§ EXERCISE INSTRUCTIONS
Search the records for lines that contain the word "JSON". Copy them all.

(Records from a dataset)

═══

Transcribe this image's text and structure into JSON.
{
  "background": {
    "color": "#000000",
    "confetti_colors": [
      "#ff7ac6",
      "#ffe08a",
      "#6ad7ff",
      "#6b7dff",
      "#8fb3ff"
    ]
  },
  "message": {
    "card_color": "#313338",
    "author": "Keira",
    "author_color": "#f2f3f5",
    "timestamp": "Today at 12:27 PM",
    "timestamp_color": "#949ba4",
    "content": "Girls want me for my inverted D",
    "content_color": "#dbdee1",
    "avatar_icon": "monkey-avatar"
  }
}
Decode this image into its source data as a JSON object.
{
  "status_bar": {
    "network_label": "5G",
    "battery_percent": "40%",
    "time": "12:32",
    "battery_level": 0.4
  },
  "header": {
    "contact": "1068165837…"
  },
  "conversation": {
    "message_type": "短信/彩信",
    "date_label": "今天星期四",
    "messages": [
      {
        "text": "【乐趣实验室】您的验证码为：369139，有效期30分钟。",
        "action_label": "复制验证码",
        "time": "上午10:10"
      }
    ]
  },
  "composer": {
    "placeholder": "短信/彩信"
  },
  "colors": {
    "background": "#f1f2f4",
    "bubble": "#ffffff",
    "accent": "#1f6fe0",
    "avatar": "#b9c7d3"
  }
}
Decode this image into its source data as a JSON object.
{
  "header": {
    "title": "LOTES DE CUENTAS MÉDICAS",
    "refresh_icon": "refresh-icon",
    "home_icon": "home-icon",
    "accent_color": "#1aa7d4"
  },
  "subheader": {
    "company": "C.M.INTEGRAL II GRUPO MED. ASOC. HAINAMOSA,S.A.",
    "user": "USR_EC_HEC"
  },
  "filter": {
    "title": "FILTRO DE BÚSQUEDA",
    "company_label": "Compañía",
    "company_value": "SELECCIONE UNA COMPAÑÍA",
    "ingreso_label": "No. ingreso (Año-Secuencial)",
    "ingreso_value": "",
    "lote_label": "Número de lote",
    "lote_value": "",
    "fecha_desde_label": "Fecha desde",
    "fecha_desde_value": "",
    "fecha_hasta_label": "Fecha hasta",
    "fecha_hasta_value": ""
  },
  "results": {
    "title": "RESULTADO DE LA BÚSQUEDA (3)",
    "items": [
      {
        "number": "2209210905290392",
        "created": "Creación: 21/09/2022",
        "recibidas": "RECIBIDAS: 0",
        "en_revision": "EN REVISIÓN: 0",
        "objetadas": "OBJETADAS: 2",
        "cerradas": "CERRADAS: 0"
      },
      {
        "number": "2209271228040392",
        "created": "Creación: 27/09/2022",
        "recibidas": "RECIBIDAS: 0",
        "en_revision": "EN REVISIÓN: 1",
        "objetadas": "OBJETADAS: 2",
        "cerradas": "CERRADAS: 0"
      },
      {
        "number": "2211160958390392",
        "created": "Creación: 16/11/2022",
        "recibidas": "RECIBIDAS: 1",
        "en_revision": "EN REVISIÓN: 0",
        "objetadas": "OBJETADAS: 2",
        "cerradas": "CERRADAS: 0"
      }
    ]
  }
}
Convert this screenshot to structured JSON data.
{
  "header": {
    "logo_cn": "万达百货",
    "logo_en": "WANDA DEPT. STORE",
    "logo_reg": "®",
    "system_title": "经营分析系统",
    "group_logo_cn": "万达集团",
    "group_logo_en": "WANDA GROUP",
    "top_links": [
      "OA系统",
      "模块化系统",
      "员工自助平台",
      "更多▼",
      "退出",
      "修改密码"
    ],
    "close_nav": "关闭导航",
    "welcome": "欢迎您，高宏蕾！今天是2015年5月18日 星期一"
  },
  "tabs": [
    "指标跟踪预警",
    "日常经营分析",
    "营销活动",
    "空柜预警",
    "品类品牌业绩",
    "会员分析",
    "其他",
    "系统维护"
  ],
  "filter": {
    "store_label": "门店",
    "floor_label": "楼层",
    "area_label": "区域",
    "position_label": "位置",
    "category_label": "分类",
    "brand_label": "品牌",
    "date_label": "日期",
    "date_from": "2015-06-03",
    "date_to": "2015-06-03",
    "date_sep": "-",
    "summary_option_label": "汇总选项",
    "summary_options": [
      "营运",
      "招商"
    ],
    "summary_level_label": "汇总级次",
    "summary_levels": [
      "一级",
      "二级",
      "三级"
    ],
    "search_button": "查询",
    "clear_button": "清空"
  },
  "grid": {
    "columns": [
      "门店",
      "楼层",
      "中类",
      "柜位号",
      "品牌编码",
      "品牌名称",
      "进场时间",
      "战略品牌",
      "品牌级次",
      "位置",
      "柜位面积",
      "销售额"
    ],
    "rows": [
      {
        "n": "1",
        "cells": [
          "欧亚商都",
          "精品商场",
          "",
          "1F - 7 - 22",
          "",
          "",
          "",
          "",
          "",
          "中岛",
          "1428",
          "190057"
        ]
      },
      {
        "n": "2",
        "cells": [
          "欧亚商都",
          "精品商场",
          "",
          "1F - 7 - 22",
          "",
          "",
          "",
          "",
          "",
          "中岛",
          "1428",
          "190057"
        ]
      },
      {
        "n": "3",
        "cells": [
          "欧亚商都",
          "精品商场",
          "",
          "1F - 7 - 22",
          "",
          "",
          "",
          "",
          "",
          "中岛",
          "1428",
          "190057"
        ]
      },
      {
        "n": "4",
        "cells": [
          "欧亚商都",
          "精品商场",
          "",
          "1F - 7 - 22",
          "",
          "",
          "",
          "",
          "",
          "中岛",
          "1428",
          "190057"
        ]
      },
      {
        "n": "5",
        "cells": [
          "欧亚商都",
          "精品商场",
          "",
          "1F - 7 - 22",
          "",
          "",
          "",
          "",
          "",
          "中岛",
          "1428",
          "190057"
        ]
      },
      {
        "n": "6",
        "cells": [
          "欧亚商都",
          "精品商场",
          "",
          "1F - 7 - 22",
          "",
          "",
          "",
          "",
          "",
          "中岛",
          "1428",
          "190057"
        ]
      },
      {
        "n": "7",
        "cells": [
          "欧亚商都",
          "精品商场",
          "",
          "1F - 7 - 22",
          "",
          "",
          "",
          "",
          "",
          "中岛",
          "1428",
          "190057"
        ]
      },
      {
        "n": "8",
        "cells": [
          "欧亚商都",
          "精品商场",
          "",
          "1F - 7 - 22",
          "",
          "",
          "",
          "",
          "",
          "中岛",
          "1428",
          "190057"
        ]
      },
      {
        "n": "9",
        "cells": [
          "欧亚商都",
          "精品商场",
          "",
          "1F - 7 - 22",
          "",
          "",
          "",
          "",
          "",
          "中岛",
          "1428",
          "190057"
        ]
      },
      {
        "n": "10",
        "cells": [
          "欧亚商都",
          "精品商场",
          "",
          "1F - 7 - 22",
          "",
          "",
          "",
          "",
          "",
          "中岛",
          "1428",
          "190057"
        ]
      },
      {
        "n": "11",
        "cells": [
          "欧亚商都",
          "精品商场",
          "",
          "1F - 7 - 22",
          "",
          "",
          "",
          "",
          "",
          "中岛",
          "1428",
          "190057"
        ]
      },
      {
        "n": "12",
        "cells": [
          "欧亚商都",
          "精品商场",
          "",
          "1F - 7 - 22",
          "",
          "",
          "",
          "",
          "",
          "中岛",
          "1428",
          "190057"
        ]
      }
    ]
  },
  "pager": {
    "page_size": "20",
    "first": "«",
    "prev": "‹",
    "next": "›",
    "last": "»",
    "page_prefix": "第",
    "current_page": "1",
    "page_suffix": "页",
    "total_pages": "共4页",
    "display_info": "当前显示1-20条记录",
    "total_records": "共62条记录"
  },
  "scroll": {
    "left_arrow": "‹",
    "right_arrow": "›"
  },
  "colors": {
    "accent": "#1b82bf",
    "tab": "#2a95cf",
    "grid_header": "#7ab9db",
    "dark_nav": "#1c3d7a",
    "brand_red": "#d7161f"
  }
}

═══

§ ANSWER BOX
Transcribe this image's text and structure into JSON.
Decode this image into its source data as a JSON object.
Decode this image into its source data as a JSON object.
Convert this screenshot to structured JSON data.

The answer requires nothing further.